IC: Michael De Haast (race director) has put up a great prize purse should somebody post a great time, is that an incentive for you?

GR: I think it’s great that Michael has been able to put up such a prize purse. Personally I’ve never targeted an event due to a prize purse and am more driven by the aesthetic of a race. Prize purse or not, I can’t wait to run in South Africa! My wife will be joining me for two out of the three weeks that I’ll be in South Africa and we’ve been looking forward to this trip together all year long!

IC: This trip will provide two great opportunities – travel and racing!
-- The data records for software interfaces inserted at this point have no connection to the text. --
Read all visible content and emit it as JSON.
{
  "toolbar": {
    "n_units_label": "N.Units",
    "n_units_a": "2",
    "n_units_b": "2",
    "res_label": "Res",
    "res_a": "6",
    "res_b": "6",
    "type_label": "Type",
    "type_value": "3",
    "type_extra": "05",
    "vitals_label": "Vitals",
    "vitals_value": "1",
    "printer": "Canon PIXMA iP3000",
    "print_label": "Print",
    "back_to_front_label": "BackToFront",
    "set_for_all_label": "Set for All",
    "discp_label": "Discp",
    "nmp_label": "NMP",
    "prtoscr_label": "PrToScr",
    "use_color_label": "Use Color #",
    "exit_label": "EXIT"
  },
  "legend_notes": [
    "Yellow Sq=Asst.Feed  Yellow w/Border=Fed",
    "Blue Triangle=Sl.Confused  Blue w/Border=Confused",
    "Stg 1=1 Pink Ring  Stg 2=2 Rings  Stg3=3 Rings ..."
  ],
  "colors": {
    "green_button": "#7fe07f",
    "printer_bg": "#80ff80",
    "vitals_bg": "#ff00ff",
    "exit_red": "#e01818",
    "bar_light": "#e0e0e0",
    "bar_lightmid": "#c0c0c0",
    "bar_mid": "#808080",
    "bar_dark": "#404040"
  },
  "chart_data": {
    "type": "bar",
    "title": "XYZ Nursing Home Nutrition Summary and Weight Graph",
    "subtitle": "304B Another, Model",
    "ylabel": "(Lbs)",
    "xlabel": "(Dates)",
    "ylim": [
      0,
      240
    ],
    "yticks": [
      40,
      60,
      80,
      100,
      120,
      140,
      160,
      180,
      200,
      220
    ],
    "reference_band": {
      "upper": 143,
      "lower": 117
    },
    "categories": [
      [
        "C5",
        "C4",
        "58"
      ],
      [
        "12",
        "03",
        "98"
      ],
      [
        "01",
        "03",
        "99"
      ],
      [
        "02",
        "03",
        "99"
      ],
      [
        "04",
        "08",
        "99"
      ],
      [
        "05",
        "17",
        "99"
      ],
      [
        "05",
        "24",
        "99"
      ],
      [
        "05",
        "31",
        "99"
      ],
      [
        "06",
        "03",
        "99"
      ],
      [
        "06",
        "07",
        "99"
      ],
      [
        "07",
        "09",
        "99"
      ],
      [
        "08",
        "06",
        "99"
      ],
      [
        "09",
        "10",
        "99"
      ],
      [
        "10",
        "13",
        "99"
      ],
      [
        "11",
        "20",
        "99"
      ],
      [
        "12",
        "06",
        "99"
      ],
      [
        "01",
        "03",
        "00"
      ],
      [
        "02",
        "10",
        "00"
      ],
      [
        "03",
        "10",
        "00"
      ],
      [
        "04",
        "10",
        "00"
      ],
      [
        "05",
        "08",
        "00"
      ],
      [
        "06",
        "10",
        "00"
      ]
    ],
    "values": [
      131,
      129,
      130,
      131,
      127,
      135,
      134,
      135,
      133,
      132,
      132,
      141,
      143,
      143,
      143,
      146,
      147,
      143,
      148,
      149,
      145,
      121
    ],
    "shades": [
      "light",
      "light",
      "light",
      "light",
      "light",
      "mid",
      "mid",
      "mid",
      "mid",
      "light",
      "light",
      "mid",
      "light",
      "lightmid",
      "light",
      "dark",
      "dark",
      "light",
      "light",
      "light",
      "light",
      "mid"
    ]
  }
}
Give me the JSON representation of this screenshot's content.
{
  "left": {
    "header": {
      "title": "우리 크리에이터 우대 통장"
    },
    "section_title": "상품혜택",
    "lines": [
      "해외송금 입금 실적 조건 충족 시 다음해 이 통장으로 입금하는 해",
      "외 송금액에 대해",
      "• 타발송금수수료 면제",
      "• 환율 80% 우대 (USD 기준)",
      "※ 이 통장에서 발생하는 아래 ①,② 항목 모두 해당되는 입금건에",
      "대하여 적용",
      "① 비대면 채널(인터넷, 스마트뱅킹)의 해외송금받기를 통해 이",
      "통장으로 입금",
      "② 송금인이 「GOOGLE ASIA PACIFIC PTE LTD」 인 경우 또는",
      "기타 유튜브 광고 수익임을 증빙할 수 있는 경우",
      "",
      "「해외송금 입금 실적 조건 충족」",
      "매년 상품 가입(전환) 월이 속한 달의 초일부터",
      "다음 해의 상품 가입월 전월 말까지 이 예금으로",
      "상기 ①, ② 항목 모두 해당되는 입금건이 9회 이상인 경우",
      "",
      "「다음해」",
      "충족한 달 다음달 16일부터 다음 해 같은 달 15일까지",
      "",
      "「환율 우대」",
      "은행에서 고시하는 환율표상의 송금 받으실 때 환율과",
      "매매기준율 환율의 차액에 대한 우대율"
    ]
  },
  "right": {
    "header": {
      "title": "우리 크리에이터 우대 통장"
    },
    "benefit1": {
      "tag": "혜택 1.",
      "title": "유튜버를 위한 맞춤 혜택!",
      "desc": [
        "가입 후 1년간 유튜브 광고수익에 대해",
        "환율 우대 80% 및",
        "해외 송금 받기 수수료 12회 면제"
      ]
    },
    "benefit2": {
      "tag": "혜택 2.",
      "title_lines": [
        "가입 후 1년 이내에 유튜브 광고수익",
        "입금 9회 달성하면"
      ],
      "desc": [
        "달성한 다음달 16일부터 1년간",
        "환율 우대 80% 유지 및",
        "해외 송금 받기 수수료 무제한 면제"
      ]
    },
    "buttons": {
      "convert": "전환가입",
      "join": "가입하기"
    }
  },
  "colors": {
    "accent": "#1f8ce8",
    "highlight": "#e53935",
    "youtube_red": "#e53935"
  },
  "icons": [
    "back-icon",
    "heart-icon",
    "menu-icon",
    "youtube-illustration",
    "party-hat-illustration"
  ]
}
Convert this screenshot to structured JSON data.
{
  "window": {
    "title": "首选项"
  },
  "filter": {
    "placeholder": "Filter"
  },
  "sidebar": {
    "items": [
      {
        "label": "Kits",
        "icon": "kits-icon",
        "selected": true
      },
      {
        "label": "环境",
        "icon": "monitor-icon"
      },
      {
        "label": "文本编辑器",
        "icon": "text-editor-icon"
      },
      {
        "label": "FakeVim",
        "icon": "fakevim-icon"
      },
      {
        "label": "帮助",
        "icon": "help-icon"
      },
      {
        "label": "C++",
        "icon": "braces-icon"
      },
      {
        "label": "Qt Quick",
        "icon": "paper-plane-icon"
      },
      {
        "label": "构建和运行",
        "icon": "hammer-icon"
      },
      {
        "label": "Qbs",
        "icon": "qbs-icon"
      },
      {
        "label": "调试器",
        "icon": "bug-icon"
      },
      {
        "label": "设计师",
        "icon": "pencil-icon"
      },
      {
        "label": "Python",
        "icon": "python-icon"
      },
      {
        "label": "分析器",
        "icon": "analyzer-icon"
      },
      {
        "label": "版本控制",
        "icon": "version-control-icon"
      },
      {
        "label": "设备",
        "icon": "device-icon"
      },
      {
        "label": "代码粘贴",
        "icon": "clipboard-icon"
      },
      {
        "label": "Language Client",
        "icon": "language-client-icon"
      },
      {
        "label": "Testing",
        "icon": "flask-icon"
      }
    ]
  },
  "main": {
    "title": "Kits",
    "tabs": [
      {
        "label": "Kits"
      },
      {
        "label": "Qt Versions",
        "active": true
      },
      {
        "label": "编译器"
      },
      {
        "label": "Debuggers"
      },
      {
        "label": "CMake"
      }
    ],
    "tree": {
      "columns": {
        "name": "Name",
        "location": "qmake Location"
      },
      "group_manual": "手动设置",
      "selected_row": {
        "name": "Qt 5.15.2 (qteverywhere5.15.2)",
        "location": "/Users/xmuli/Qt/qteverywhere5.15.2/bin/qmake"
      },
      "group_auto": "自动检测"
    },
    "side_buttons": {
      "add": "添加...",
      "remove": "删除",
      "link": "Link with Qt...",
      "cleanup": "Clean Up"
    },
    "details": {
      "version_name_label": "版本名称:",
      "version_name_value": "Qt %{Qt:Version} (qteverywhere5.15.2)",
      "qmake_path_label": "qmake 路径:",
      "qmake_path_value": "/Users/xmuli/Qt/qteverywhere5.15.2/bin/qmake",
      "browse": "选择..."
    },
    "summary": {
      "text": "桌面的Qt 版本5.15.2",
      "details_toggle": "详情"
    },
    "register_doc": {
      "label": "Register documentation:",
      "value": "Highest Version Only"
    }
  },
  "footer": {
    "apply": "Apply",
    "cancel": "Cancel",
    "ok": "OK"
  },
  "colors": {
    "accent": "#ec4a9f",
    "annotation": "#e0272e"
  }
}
GR: In terms of the race itself, I’m really excited to do a slightly non-conventional and more challenging form of a trail race. It seems more akin to an adventure run and I do love me a good adventure run. From a travel perspective, I’m stoked to run in a completely new country, while Linda and I are both really looking forward to taking in a safari while we’re there. Her face also tends to light up real bright when she says the words “dinosaur footprints,” which we hope to check out at some point as well.
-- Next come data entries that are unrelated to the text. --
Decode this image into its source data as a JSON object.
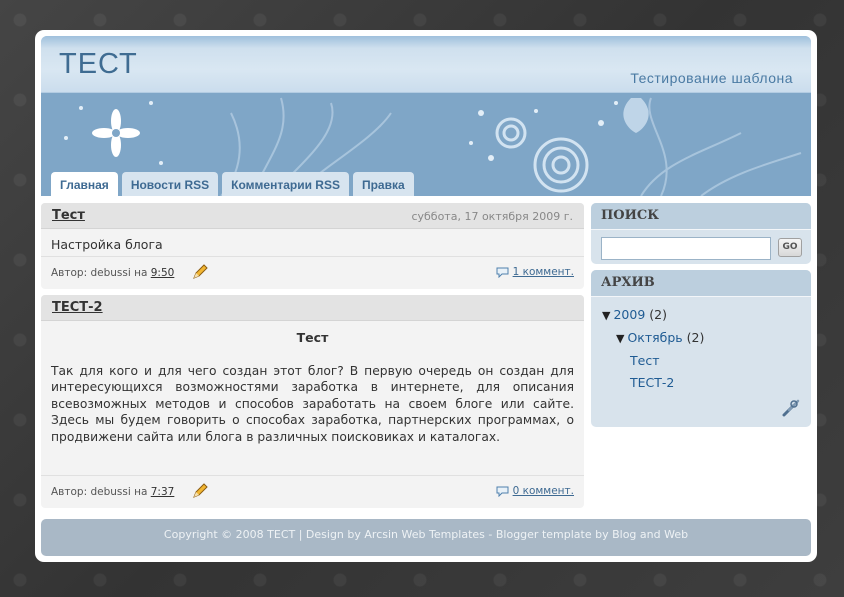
{
  "header": {
    "title": "ТЕСТ",
    "description": "Тестирование шаблона"
  },
  "tabs": [
    {
      "label": "Главная",
      "active": true
    },
    {
      "label": "Новости RSS",
      "active": false
    },
    {
      "label": "Комментарии RSS",
      "active": false
    },
    {
      "label": "Правка",
      "active": false
    }
  ],
  "posts": [
    {
      "title": "Тест",
      "date": "суббота, 17 октября 2009 г.",
      "body": "Настройка блога",
      "author_prefix": "Автор: debussi на",
      "time": "9:50",
      "comments": "1 коммент."
    },
    {
      "title": "ТЕСТ-2",
      "heading": "Тест",
      "body": "Так для кого и для чего создан этот блог? В первую очередь он создан для интересующихся возможностями заработка в интернете, для описания всевозможных методов и способов заработать на своем блоге или сайте. Здесь мы будем говорить о способах заработка, партнерских программах, о продвижени сайта или блога в различных поисковиках и каталогах.",
      "author_prefix": "Автор: debussi на",
      "time": "7:37",
      "comments": "0 коммент."
    }
  ],
  "sidebar": {
    "search": {
      "title": "ПОИСК",
      "value": "",
      "button": "GO"
    },
    "archive": {
      "title": "АРХИВ",
      "year": "2009",
      "year_count": "(2)",
      "month": "Октябрь",
      "month_count": "(2)",
      "items": [
        "Тест",
        "ТЕСТ-2"
      ]
    }
  },
  "footer": {
    "text": "Copyright © 2008 ТЕСТ | Design by Arcsin Web Templates - Blogger template by Blog and Web"
  },
  "colors": {
    "accent": "#3e6a92",
    "link": "#1f5b93",
    "footer_bg": "#a9b8c6"
  }
}
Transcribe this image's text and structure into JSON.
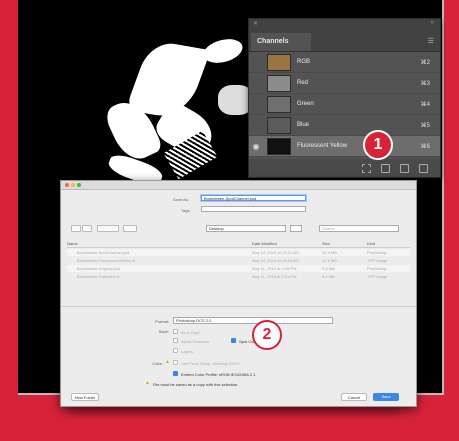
{
  "channels_panel": {
    "tab_label": "Channels",
    "menu_icon": "panel-menu-icon",
    "channels": [
      {
        "name": "RGB",
        "shortcut": "⌘2",
        "thumb_color": "#9a7443",
        "selected": false,
        "visible": false
      },
      {
        "name": "Red",
        "shortcut": "⌘3",
        "thumb_color": "#8c8c8c",
        "selected": false,
        "visible": false
      },
      {
        "name": "Green",
        "shortcut": "⌘4",
        "thumb_color": "#6f6f6f",
        "selected": false,
        "visible": false
      },
      {
        "name": "Blue",
        "shortcut": "⌘5",
        "thumb_color": "#5c5c5c",
        "selected": false,
        "visible": false
      },
      {
        "name": "Fluorescent Yellow",
        "shortcut": "⌘6",
        "thumb_color": "#111111",
        "selected": true,
        "visible": true
      }
    ]
  },
  "callouts": {
    "one": "1",
    "two": "2"
  },
  "save_dialog": {
    "save_as_label": "Save As:",
    "save_as_value": "Bumblebee-SpotChannel.psd",
    "tags_label": "Tags:",
    "location": "Desktop",
    "search_placeholder": "Search",
    "columns": {
      "name": "Name",
      "date": "Date Modified",
      "size": "Size",
      "kind": "Kind"
    },
    "files": [
      {
        "name": "Bumblebee-SpotChannel.psd",
        "date": "May 12, 2019 at 10:22 AM",
        "size": "16.3 MB",
        "kind": "Photoshop"
      },
      {
        "name": "Bumblebee-FluorescentYellow.tif",
        "date": "May 12, 2019 at 10:18 AM",
        "size": "12.1 MB",
        "kind": "TIFF image"
      },
      {
        "name": "Bumblebee-Original.psd",
        "date": "May 11, 2019 at 4:05 PM",
        "size": "9.8 MB",
        "kind": "Photoshop"
      },
      {
        "name": "Bumblebee-Flattened.tif",
        "date": "May 11, 2019 at 3:51 PM",
        "size": "8.4 MB",
        "kind": "TIFF image"
      }
    ],
    "format_label": "Format:",
    "format_value": "Photoshop DCS 2.0",
    "save_label": "Save:",
    "opt_copy": "As a Copy",
    "opt_alpha": "Alpha Channels",
    "opt_spot": "Spot Colors",
    "opt_layers": "Layers",
    "color_label": "Color:",
    "opt_proof": "Use Proof Setup: Working CMYK",
    "opt_icc": "Embed Color Profile: sRGB IEC61966-2.1",
    "warning_text": "File must be saved as a copy with this selection.",
    "new_folder": "New Folder",
    "cancel": "Cancel",
    "save": "Save"
  }
}
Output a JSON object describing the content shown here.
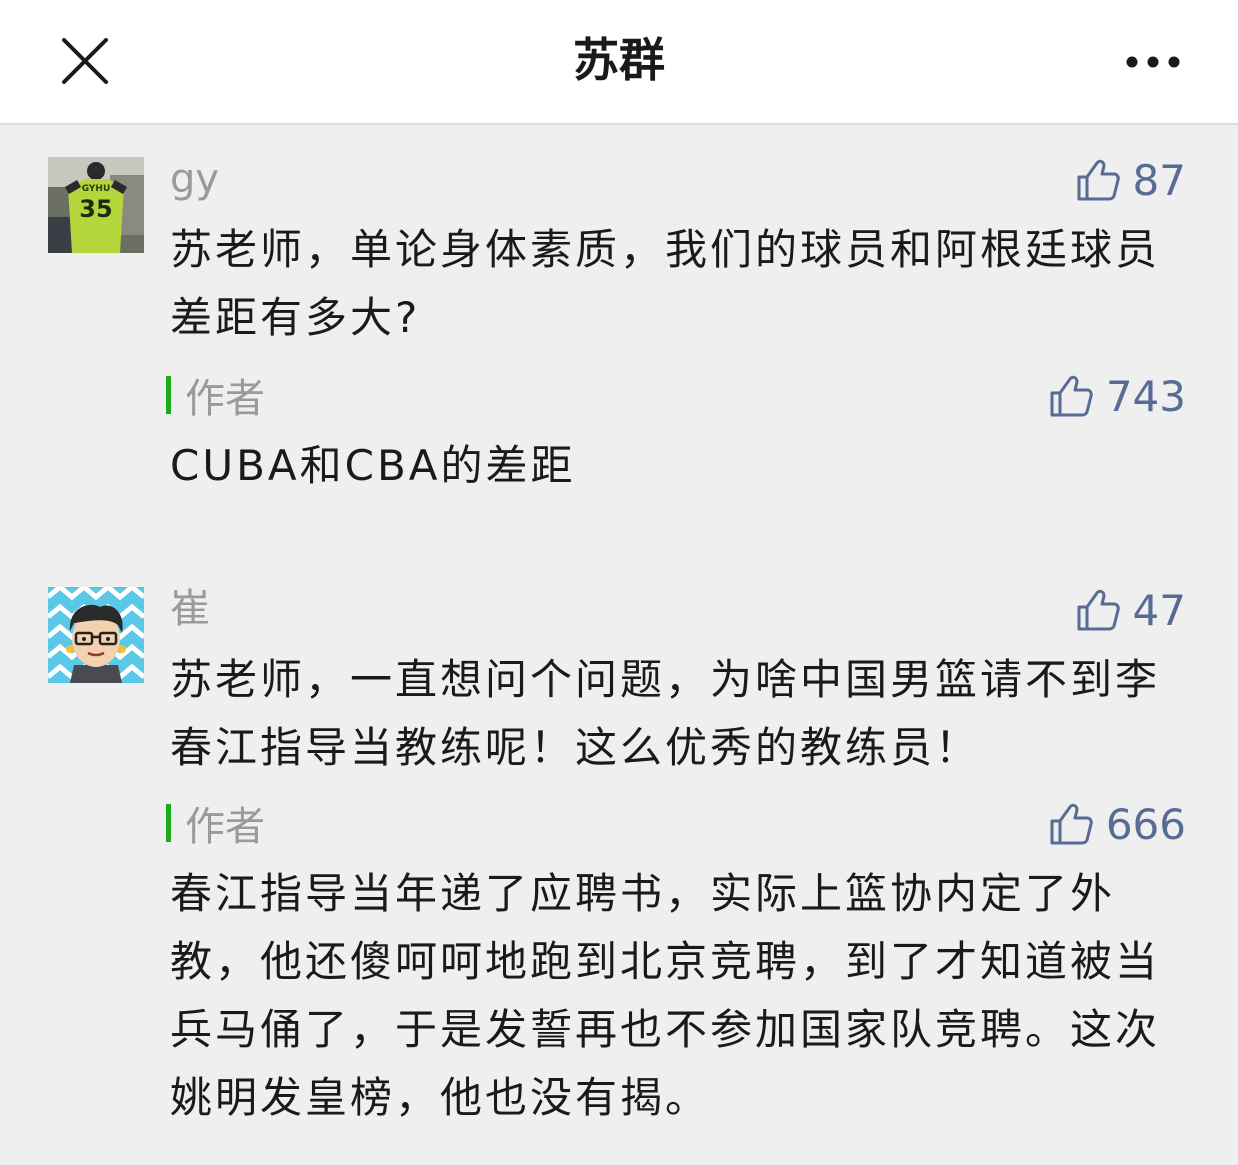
{
  "header": {
    "title": "苏群",
    "close_icon": "close-icon",
    "more_icon": "more-dots-icon"
  },
  "comments": [
    {
      "nickname": "gy",
      "likes": "87",
      "text": "苏老师，单论身体素质，我们的球员和阿根廷球员差距有多大?",
      "avatar_jersey_name": "GYHU",
      "avatar_jersey_number": "35",
      "reply": {
        "label": "作者",
        "likes": "743",
        "text": "CUBA和CBA的差距"
      }
    },
    {
      "nickname": "崔",
      "likes": "47",
      "text": "苏老师，一直想问个问题，为啥中国男篮请不到李春江指导当教练呢！这么优秀的教练员！",
      "reply": {
        "label": "作者",
        "likes": "666",
        "text": "春江指导当年递了应聘书，实际上篮协内定了外教，他还傻呵呵地跑到北京竞聘，到了才知道被当兵马俑了，于是发誓再也不参加国家队竞聘。这次姚明发皇榜，他也没有揭。"
      }
    }
  ],
  "colors": {
    "link_blue": "#576b95",
    "author_bar_green": "#1aad19",
    "nickname_gray": "#9a9a9a",
    "background": "#efefef"
  }
}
The Salomon SKYRUN takes place on 20th-23rd of November and an exclusive package is available for those who may like to join us for the trip of a lifetime. Info HERE
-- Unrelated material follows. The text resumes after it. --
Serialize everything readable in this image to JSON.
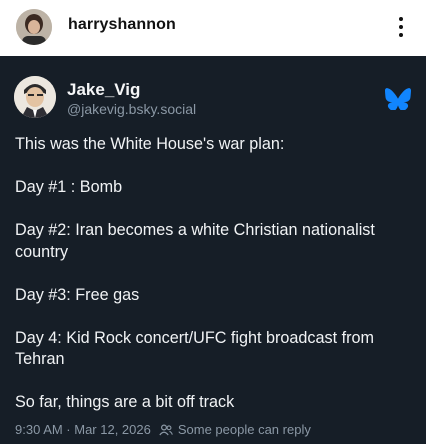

‘I really like what the Salomon SkyRun is as an event, an honest to goodness bad ass mountain race. A lot of races out there like to brand themselves as such, but the Salomon SkyRun appears to be fully legit in this regard.’ Gary says as a parting shot, ‘I think few places in the world would embrace and even sanction an event such as this and I believe that offers great insight into the people, both behind the scenes and those lining up to tackle the race itself. This won’t be easy, as is evidenced by Ryan Sandes course record of almost twelve and a half hours.’

Having said all that, there’s an undeniable element of intrigue that emanates from everything surrounding the Salomon SkyRun.

You can listen to interviews with Gary Robbins below:

Episode 54 of Talk Ultra – Gary Robbins once again returned to the tough and gnarly Hurt 100 and came away with another victory, in this weeks show he tells us all about it and his plans for 2014. HK100 took place just a couple of weeks ago and young Australian sensation, Vlad Ixel placed 3rd overall in a top quality field, we interviewed him about his running and what the future hold. Talk Training as ‘Hint’s n Tips for running from Speedgoat himsel, the News, a Blog, Up and Coming races.. another great show in store!

Episode 29 – has come back man Gary Robbins telling us what it’s like to return from 2 years of injury to not only win Hurt 100 but to set a new CR. Jez Bragg tells us about completing ‘The Long Pathway, Te Araroa’ in New Zealand. Joe Grant says goodbye and heads off to the Iditarod. Colourful Catra Corbett tells us about drugs, alcohol, running, tattoos, clothes and Truman. In addition to all that, we also have… phew; Talk Training about the long run, ‘A year in the life off…, part 3 of our Marathon des Sables special, A Meltzer Moment, Up & Coming races and of course the News.

SkyRun 2014 on White